Emotional difficulties are not likely to become serious in a person who is thoroughly conscious of what he wants from life and is willing to face the difficulties involved in getting it. This makes knowledge of the facts about one’s self a fundamental necessity. One must accept one’s physical and intellectual handicaps in order to plan a satisfactory life inside these limitations. There are thousands of people suffering from hopeless frustration because they set a goal for themselves which is beyond their abilities.
Freedom consists of two things; to know each one his limitations that is the same thing as to know one’s self and to accept one’s self as one is, without fear, or envy or distaste; and to recognize and accept the conditions under which one lives, also without fear, or envy or distaste when you do this you shall be free.
On the other hand, it is equally dangerous to use one’s handicaps as an excuse for not attempting some useful and satisfactory work. Everyone has his capabilities as well as his limitations.
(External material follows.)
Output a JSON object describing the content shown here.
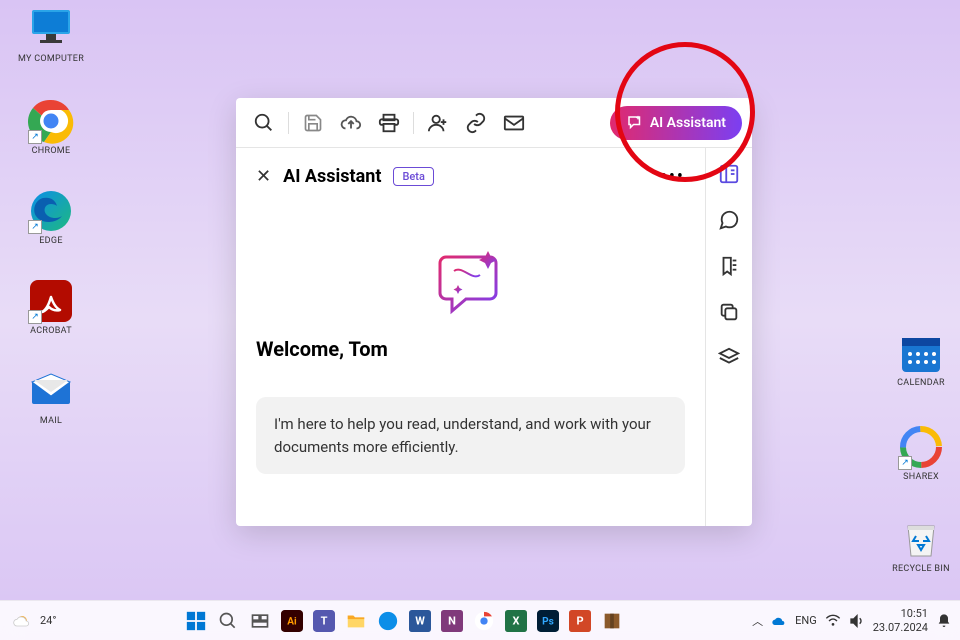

These assets he should take stock of so as to direct his efforts along lines in which he may expect the greatest degree of accomplishment and personal satisfaction.
These facts about oneself include more than one’s physical and intellectual endowments. Emotional attitudes, desires, and ambitions are equally a part of one’s equipment. They must be recognized and given their proper weight. Satisfaction of emotional needs is a primary necessity for mental health, but such satisfaction requires evaluation, planning, and control. This means a plan of life in which the deepest emotional needs of the individual are given the greatest attention and in which every precaution is taken against their frustration.
The plan must make room also for lesser desires which, although subordinated to the major aims, will be given adequate expression. In general, these requirements are best met by the one who, in addition to his chief work, cultivates a taste for the arts, develops hobbies, enjoys friendships and play, and takes an interest in public affairs or other matters beyond the sphere of mere personal concern.
Poise is one of the most admired personal characteristics of young and old. It suggests easy self-assurance without conceit. The cultivation of poise depends primarily upon mastery of one’s self, which in turn implies good mental health. “He that run let himself is greater than he that takes that city.”
The attainment of happiness, with all that implies, is the goal toward which most of our efforts in life are directed. Yet all too frequently we follow false beacons along life’s highway leading to this goal.
The modern Chinese philosopher, Lin Yutang, wrote, “The only problem unconsciously assumed by all Chinese philosophers to be of any importance is: how shall we enjoy life, and who can best enjoy life? No perfectionism, no straining after the unattainable, no postulating of the unknowable; but taking poor, mortal human nature as it is, how shall we organize our life that all can work peacefully, endure nobly and live happily?”
He answers his own question by saying, “The ideal character best able to enjoy life is a warm, carefree, unafraid soul.” Most of us by intelligent voluntary effort can develop these qualities.